What Does A Veterinary Practice Manager Do?

Veterinary practice managers are responsible for providing business management services and overseeing operations in the veterinary setting. They ensure that daily operations run smoothly in the clinic, allowing veterinarians to focus solely on practicing medicine rather than the many details of running a business.

What are the responsibilities of a veterinary practice manager is to?

The practice manager is responsible for the business activities of the practice including: hiring and training support staff; working with the owner to prepare financial statements and budgets, monitoring key performance indicators and setting fees; maintaining inventory and an inventory control system; managing the

What makes a good veterinary practice manager?

As well as the ability to exhibit outstanding business management skills, practice managers must possess exemplary interpersonal skills. Effective communication with people from a range of backgrounds is a prominent aspect of a veterinary practice manager’s role.

How do you become a veterinary practice manager?

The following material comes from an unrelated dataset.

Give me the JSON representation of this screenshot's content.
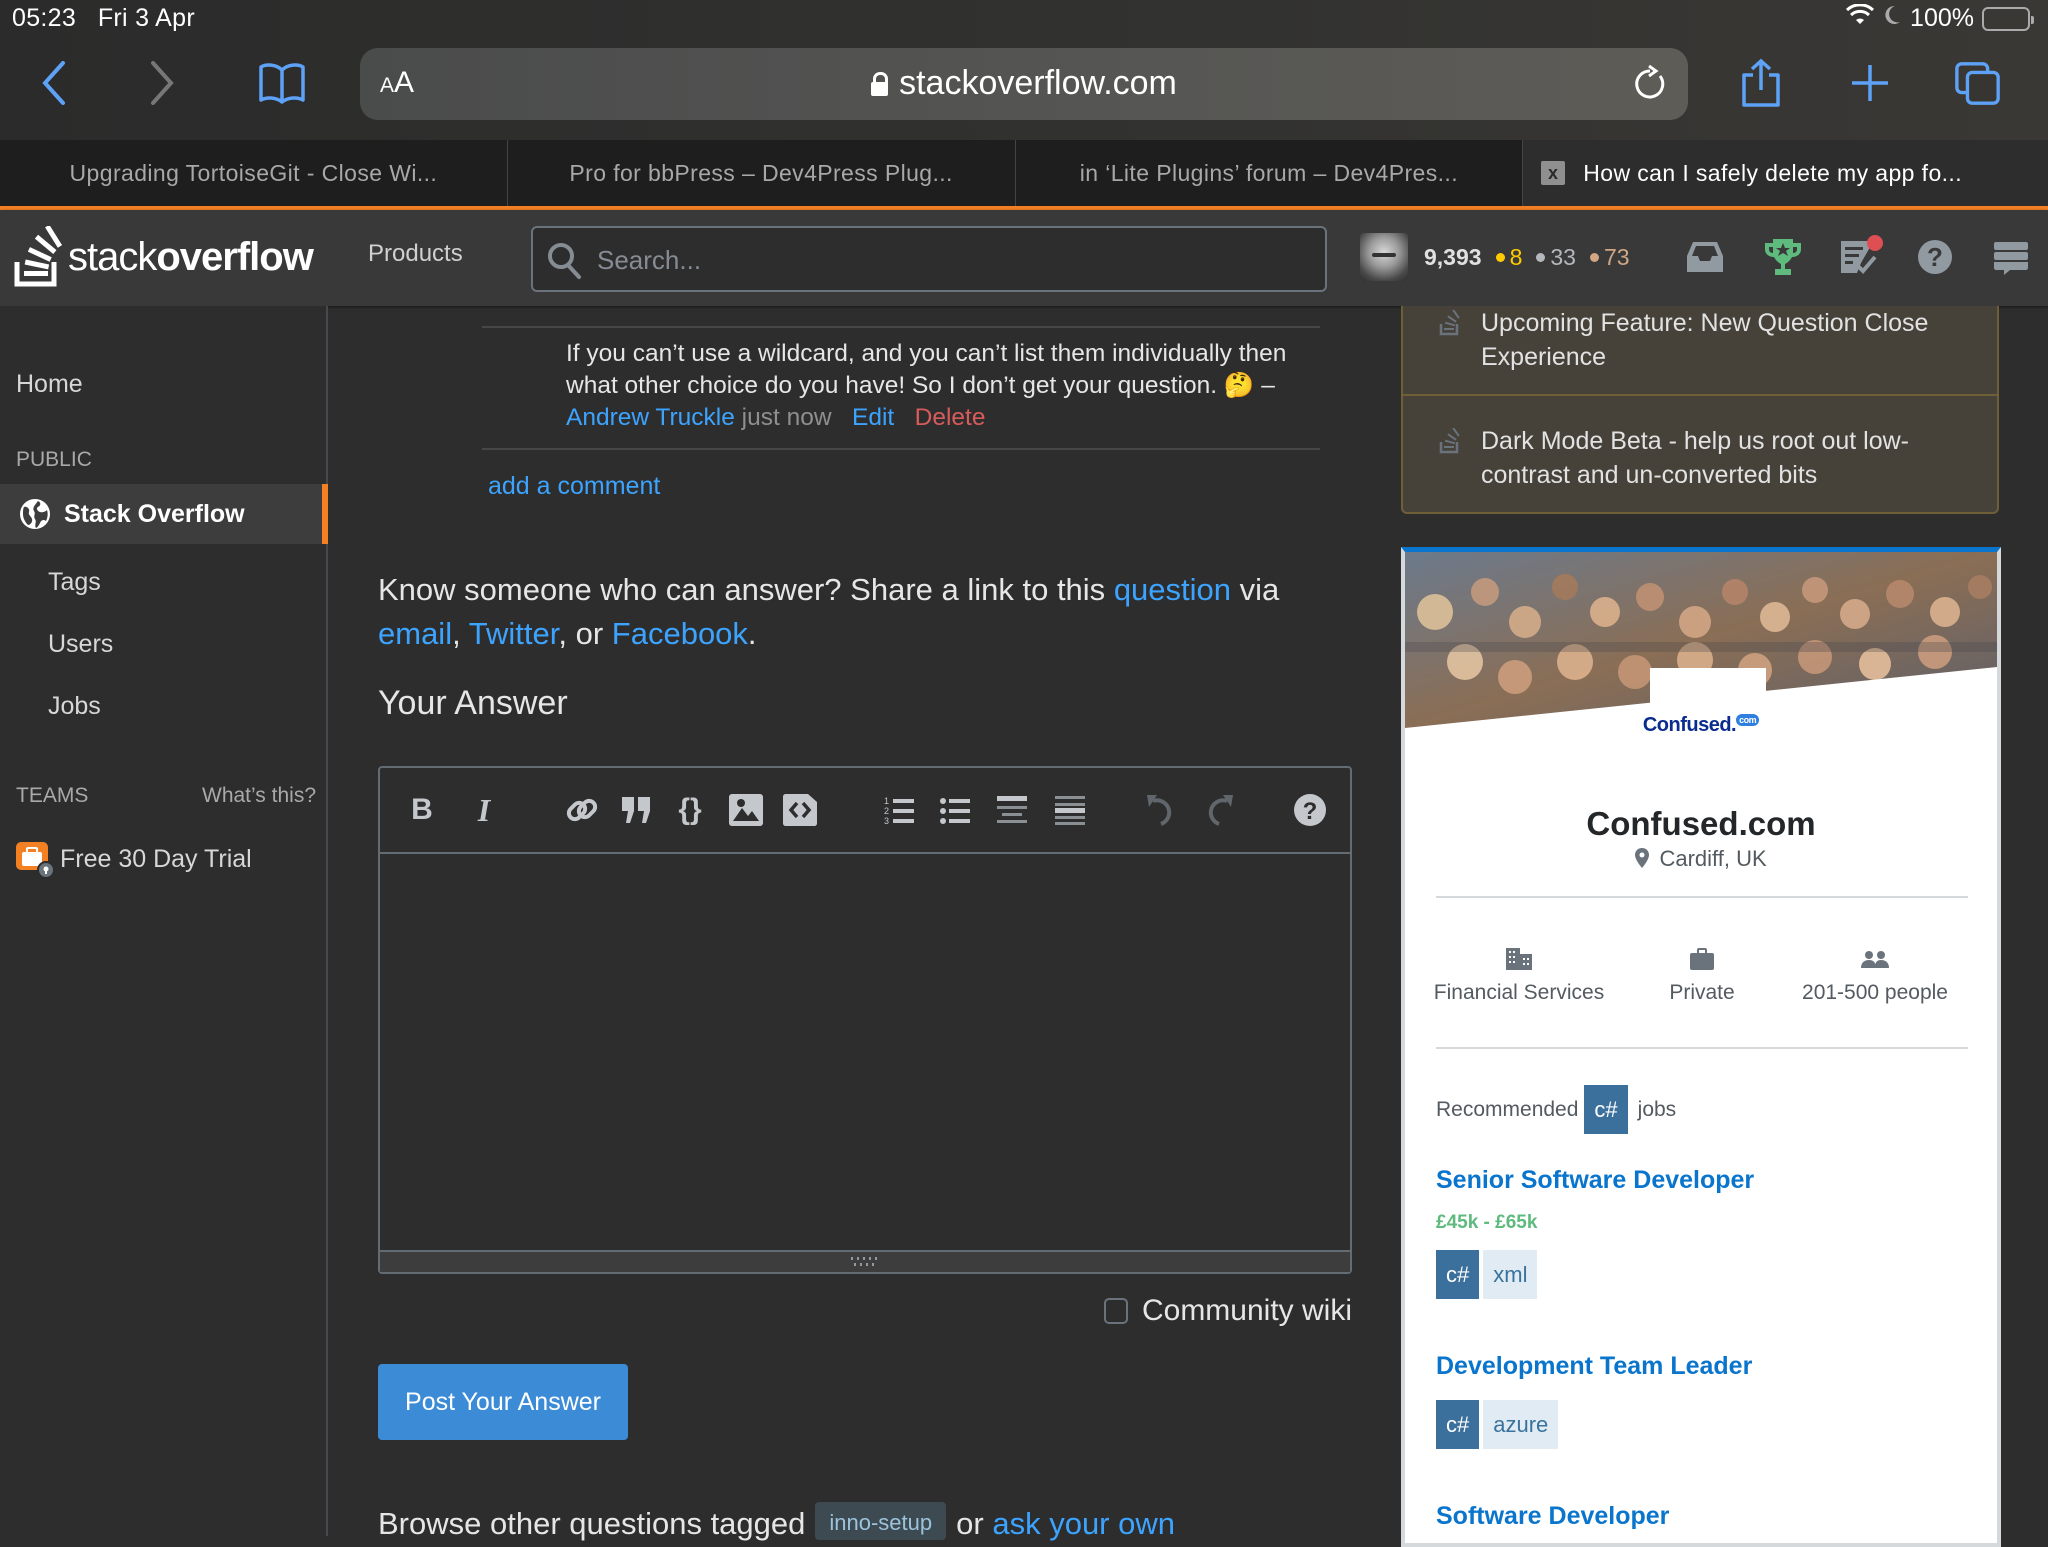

To begin your career as a veterinary practice manager, you need experience in business management. A bachelor’s degree in business administration or management is excellent preparation for this career, but not all employers require you to have a college degree if you have enough relevant work experience.

You might be interested:  What Is A Veterinary Technician Job Description?

Why do veterinarians need management skills?

Management skills are important for veterinarians who are in charge of running private clinics or laboratories, or directing teams of technicians or inspectors. In these settings, they are responsible for providing direction, delegating work, and overseeing daily operations.

What is a practice manager in healthcare?

Practice managers are the healthcare professionals with a business background who use their specialized skills to handle the daily elements of office management and financial reimbursement.

How can I be a better practice manager?

Really great practice managers set a good example and demonstrate respect, work hard, have gratitude and show kindness towards all employees. They have proper work ethics, on time, and they don’t take unscheduled days off. They also stay up-to-date with the necessary information and education.

How do I become a practice manager?

To take the role of a practice manager, like any other administrative professionals in the industry, you may require a bachelor’s degree in business management, human resources, or a related field. However, earning a master’s degree in public administration or healthcare management may help fuel your resume.

Who works in a veterinary practice?

Some veterinary practices employ a mixture of nursing staff, including qualified and RCVS-registered nurses, unqualified nursing assistants and student nurses. By law, RCVS-registered nurses are allowed to carry out minor surgery, some treatments and diagnostic tests under the supervision of a veterinary surgeon.

How do I become CVPM certified?

Who Can Apply for Certification?

  1. Active employment as a practice manager for a minimum of three (3) years within the last seven (7)*
  2. Eighteen (18) college semester hours in management related courses**
  3. Forty-eight (48) hours of continuing education courses, seminars, etc., specifically devoted to management.
You might be interested:  How Old Should A Cat Be At Its First Veterinary Visit?

Which of the following are two key ingredients to effective teamwork within a veterinary practice?

Which of the following are two key ingredients to effective teamwork within a veterinary practice? Honest communication and respect.

What is a Cppm?

The Certified Physician Practice Manager (CPPM®) credential is a logical next step for individuals with a lot of experience in many areas of healthcare and who are ready to advance their careers into a physician practice management position.

Leave a Reply

Your email address will not be published. Required fields are marked *

Back to Top